For one female loggerhead turtle, her journey onshore became more complicated than she probably anticipated. In the midst of crawling back to the sea, the turtle accidentally flipped herself upside down, becoming trapped between two rocks.

Staffers at the Florida Fish and Wildlife Conservation Commission (FWC), along with the Nature Conservancy in Florida, sprung into action to rescue the distressed turtle.

"When the female loggerhead sea turtle was found on [her] back, that presented quite a challenge for the rescue team, given the size of such a large reptile," FWC wrote on Facebook.

Luckily for the female, she was picked up and flipped around. After that, it didn't take her long to crawl right back into the ocean, safe and sound.

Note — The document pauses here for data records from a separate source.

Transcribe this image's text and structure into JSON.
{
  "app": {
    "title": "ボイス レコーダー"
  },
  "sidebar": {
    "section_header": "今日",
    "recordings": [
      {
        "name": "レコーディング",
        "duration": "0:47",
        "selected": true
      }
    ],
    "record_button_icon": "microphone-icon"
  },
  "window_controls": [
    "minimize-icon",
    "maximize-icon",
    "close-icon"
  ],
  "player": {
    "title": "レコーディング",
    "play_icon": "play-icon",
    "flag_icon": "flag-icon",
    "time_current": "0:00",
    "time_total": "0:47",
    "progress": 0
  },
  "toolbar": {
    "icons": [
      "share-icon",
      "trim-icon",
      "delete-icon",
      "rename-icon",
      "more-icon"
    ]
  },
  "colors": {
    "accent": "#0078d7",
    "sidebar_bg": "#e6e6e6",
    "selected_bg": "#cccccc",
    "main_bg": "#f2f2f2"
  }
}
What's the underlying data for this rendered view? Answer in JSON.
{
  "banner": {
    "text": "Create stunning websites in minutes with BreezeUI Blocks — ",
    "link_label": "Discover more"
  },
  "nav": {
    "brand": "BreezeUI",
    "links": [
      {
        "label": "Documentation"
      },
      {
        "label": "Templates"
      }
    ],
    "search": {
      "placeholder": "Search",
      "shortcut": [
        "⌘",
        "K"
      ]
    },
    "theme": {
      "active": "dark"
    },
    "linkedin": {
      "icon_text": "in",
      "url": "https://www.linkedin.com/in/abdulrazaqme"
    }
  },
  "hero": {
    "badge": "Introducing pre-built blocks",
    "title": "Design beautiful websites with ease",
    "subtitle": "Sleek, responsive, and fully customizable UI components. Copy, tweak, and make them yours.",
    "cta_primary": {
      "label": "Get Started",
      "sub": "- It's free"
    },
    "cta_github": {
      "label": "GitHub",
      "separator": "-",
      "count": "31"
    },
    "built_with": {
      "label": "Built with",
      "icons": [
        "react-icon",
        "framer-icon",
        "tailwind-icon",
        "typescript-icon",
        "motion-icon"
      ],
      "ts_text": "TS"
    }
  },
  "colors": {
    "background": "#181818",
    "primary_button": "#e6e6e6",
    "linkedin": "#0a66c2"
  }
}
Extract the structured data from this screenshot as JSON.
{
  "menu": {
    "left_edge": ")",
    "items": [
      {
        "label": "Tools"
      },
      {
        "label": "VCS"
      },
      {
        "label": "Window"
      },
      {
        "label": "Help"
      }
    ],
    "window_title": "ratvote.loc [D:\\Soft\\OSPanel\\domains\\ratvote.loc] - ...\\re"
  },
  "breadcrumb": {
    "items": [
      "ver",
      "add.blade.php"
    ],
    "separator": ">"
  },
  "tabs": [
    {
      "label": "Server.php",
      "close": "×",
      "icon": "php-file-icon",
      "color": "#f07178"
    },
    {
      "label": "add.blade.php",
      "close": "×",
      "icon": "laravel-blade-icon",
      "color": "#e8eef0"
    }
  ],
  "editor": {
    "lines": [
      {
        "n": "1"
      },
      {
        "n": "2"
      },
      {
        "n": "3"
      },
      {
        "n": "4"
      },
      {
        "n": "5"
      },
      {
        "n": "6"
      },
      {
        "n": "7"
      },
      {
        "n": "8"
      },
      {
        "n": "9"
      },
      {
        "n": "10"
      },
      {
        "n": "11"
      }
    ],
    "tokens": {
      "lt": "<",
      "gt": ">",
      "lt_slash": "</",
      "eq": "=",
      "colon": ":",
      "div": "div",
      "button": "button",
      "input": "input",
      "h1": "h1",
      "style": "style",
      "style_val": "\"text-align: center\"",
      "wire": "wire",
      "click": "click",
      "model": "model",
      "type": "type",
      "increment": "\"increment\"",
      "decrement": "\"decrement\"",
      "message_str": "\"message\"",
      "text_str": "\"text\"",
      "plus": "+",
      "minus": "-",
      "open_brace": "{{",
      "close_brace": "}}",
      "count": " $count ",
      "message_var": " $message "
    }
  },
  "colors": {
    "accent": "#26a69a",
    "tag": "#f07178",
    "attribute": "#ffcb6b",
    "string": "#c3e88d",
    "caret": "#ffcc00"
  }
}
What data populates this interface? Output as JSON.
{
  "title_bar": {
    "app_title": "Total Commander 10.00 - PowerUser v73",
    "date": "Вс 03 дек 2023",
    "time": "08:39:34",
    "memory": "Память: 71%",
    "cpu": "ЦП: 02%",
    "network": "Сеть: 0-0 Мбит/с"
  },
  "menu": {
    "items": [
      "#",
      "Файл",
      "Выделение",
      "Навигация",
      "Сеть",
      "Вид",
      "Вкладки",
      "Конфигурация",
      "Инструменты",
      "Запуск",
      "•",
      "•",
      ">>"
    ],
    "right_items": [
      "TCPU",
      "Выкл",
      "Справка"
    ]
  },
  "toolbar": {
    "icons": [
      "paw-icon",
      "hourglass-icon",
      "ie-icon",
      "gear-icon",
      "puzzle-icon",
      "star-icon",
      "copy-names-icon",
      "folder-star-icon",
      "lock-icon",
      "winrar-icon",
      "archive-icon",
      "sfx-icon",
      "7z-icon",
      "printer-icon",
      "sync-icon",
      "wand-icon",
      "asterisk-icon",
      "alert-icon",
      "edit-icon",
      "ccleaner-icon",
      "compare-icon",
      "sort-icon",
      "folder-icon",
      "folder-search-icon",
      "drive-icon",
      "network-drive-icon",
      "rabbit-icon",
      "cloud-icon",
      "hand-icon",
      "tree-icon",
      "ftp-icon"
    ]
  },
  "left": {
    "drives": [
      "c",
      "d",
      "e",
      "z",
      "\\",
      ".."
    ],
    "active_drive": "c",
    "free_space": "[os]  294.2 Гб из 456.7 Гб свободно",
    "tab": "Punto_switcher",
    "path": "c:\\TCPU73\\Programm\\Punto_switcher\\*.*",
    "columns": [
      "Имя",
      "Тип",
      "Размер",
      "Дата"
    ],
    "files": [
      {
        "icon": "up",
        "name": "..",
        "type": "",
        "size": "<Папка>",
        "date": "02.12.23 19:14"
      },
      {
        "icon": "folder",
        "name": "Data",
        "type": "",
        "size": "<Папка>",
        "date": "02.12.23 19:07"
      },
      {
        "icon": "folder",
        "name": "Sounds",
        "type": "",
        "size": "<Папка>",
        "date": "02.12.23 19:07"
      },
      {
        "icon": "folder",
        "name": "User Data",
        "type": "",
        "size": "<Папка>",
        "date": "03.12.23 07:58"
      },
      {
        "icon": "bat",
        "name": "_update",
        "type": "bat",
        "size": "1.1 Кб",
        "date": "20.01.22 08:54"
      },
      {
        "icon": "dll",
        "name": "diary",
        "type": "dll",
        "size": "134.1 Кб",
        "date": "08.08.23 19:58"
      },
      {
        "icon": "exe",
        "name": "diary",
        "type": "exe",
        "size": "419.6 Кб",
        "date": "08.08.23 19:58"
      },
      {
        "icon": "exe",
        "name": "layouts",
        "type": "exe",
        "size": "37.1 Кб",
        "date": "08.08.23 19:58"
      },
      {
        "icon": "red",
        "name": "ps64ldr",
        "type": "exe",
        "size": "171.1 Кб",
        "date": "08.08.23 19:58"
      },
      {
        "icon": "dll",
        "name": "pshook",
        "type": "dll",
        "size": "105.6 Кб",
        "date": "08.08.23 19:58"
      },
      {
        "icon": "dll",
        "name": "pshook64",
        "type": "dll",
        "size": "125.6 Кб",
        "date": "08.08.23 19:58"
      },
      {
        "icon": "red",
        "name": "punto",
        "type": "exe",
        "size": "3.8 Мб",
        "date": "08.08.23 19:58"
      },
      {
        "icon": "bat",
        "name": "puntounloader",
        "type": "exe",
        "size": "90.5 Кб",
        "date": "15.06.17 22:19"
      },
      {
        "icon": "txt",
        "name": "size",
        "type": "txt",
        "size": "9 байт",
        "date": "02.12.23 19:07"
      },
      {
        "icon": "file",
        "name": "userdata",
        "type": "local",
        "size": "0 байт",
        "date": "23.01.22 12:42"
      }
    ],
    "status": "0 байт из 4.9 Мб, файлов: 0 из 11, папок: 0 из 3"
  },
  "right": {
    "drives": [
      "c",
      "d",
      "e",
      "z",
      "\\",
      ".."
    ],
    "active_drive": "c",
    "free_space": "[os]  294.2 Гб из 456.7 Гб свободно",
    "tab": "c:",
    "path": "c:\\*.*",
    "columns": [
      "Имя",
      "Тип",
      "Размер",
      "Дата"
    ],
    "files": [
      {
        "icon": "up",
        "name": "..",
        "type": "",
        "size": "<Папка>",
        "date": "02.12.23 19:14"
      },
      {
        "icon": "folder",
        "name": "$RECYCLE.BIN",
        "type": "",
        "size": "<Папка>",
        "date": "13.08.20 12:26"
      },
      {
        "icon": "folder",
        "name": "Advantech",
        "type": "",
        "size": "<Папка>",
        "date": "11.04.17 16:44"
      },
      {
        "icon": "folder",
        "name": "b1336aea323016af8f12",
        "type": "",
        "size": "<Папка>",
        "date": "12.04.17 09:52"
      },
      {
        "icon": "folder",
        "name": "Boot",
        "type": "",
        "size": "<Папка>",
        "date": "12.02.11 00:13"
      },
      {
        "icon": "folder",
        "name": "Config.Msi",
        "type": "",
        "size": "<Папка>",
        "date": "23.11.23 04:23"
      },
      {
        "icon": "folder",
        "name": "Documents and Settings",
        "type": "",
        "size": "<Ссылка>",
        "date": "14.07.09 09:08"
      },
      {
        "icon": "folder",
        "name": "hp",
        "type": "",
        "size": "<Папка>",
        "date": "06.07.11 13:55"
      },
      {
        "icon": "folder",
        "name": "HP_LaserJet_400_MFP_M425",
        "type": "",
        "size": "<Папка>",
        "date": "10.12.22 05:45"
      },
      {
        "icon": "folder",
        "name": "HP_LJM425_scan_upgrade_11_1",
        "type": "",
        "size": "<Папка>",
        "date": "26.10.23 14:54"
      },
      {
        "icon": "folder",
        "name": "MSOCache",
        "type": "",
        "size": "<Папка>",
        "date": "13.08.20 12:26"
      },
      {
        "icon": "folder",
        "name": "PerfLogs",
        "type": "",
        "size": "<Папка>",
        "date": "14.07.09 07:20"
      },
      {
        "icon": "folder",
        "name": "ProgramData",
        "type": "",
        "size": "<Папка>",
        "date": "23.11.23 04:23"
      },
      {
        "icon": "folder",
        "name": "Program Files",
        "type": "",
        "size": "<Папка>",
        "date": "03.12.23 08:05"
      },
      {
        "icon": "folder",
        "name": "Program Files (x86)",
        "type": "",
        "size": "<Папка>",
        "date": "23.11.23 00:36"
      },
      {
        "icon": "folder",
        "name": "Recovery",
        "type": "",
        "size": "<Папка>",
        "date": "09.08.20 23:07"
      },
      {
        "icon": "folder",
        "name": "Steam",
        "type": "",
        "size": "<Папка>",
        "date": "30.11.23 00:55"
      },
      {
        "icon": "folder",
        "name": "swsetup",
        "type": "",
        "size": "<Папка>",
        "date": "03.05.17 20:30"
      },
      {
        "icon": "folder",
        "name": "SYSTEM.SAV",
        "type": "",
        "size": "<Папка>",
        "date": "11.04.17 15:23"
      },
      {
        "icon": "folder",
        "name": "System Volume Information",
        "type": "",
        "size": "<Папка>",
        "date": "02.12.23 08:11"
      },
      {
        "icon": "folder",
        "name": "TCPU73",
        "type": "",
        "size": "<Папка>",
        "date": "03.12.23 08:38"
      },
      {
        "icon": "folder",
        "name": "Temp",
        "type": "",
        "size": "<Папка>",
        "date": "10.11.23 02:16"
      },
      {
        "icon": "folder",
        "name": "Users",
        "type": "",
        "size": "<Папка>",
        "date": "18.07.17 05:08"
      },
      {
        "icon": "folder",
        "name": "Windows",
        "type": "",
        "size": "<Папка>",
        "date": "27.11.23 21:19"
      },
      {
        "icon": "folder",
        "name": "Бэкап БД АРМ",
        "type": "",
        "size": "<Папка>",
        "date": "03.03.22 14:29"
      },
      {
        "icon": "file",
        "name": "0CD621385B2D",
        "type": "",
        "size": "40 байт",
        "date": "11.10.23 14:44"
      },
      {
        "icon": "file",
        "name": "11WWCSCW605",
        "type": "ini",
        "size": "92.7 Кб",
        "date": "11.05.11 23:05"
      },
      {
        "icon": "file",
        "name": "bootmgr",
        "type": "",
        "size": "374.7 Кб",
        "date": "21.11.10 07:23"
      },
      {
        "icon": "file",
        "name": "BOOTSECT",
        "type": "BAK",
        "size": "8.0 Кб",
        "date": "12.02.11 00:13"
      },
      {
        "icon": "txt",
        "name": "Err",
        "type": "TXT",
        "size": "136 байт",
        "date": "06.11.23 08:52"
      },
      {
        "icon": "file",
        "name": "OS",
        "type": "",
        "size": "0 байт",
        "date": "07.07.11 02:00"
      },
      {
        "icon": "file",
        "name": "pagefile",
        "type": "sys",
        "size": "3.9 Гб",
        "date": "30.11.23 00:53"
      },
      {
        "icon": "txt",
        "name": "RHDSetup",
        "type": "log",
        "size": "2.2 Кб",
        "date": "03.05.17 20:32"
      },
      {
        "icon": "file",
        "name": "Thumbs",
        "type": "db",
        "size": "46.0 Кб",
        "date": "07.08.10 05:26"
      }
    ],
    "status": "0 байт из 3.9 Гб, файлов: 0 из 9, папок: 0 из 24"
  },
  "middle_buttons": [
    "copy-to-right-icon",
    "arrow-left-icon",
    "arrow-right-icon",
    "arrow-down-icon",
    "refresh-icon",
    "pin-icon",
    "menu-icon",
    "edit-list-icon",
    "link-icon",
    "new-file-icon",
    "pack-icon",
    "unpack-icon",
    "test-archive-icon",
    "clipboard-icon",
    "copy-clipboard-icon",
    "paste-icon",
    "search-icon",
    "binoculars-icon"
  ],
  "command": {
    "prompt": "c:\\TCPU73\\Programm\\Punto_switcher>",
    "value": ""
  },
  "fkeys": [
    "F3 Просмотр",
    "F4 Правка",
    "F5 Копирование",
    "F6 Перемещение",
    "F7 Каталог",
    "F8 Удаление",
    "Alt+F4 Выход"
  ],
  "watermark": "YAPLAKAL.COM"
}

Although in this situation, the turtle was caught in a natural limestone crevice, FWC used the rescue as an opportunity to point out an important way to make the summer a little easier for all of the sea turtles who are making trips onto the shore.

"This is a good reminder of how you can help nesting sea turtles by filling in any holes that you dig in the sand," FWC wrote on Facebook.

Nighttime beach activities by humans have the ability to stop female turtles from wanting to come on shore and nest entirely. In addition to potentially getting trapped in holes left by humans, turtles can also get caught in leftover beach equipment.

"People can help save threatened and endangered sea turtles by giving them enough space and privacy to safely and successfully lay their eggs," said Dr. Robbin Trindell, leader of FWC's sea turtle management program, in a press release. "It's as simple as keeping your distance and avoiding shining lights or taking flash photos of the nesting sea turtles."

Watch this video about a sea turtle in Kenya who was rescued from a fishing net: